> _Your instructions_: Scan the records for the word "category". Return each line where it is found.

> _Records provided_:
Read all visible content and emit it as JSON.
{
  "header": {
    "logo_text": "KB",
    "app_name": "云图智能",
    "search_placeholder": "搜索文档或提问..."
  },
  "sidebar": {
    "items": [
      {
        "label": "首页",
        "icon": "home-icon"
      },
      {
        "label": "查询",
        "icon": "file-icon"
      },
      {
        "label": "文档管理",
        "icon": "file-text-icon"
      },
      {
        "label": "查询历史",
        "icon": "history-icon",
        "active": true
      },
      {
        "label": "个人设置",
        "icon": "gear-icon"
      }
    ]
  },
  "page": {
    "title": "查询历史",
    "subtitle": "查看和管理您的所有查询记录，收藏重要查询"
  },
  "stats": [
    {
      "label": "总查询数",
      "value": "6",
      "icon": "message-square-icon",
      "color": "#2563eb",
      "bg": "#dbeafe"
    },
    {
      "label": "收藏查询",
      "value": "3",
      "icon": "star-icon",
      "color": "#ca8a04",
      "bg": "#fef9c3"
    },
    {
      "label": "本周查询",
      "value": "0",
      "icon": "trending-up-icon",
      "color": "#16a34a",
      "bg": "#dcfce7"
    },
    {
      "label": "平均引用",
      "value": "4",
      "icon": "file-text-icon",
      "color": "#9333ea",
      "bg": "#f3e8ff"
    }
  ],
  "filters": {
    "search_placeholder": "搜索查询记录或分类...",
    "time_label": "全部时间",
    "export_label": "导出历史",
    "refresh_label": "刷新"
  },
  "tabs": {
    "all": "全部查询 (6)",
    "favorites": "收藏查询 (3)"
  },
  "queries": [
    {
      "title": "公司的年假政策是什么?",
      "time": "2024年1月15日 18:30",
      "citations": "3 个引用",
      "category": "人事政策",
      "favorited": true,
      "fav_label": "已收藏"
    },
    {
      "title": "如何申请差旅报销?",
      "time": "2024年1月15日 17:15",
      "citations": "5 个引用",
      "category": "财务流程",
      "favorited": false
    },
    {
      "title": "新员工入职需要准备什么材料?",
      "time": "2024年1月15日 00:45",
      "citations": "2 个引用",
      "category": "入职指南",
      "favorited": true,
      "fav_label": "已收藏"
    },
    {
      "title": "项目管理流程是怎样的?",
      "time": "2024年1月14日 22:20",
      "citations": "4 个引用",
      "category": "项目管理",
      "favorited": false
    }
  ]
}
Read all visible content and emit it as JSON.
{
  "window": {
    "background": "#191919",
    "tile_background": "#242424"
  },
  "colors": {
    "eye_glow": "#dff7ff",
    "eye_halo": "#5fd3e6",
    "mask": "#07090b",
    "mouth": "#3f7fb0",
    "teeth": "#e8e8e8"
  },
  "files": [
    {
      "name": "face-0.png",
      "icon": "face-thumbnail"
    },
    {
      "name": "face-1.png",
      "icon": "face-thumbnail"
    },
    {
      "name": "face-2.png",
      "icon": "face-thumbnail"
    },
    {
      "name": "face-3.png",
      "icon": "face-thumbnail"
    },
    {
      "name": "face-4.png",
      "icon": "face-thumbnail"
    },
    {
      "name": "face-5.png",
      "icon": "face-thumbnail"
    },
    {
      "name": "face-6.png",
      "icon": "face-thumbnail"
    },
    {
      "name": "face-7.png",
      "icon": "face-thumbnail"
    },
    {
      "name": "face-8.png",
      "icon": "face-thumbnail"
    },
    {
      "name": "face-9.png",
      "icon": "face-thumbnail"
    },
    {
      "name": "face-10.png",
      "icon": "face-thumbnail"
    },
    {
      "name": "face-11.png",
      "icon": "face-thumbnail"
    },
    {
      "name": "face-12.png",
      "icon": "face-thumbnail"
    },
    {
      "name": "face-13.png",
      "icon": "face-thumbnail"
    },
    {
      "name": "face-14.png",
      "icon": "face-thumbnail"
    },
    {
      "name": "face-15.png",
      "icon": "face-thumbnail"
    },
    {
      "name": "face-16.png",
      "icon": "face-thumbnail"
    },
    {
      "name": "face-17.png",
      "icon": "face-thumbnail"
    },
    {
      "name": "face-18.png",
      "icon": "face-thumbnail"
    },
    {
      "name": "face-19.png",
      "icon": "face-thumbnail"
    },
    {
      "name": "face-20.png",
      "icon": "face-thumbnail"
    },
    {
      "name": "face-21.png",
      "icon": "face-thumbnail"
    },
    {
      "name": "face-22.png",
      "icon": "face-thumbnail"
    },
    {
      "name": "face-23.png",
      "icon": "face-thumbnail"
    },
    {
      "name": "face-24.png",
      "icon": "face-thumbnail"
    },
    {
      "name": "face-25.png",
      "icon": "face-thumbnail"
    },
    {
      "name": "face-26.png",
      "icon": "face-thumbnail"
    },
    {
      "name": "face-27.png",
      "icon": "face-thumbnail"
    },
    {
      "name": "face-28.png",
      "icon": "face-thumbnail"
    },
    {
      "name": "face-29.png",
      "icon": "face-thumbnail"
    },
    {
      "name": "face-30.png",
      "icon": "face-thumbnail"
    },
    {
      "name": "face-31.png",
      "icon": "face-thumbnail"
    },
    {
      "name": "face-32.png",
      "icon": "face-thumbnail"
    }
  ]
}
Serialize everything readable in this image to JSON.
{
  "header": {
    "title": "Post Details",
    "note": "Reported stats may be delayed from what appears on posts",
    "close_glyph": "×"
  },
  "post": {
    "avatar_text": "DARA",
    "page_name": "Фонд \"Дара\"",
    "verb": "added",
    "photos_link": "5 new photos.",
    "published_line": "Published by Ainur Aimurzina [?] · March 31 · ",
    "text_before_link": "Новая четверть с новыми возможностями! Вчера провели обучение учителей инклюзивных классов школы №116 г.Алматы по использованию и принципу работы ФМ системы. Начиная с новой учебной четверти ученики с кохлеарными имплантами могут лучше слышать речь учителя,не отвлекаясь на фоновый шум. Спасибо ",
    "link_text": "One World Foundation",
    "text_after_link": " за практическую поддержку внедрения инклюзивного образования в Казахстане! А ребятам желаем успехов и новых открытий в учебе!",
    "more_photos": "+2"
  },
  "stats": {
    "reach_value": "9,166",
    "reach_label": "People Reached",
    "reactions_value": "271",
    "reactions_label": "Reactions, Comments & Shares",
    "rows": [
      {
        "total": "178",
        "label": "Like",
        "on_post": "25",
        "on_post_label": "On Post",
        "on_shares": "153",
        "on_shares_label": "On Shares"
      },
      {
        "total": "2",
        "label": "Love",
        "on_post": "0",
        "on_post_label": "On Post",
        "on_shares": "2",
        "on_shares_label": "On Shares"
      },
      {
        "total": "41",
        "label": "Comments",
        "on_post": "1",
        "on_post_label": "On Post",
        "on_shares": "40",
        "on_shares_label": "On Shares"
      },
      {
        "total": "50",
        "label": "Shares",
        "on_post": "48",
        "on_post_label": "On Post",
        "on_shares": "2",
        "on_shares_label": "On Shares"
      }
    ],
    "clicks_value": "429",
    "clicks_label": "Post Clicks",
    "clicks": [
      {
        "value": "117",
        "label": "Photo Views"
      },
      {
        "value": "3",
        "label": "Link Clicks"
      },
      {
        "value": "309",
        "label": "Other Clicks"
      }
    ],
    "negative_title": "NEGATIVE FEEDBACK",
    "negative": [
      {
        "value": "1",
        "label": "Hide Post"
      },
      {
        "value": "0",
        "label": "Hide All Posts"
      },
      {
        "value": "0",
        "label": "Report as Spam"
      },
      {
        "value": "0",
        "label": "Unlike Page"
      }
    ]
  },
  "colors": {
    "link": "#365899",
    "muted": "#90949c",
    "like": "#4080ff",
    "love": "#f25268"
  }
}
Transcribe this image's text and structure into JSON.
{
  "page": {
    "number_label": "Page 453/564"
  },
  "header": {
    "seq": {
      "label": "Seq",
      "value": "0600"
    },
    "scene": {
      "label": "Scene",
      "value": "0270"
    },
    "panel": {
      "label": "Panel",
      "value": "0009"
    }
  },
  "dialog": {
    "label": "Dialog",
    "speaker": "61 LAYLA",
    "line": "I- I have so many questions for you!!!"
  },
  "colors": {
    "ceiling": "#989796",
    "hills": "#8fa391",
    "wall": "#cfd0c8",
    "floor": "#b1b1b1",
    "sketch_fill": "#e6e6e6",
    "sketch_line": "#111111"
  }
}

> _Solution to the exercise_:
      "category": "人事政策",
      "category": "财务流程",
      "category": "入职指南",
      "category": "项目管理",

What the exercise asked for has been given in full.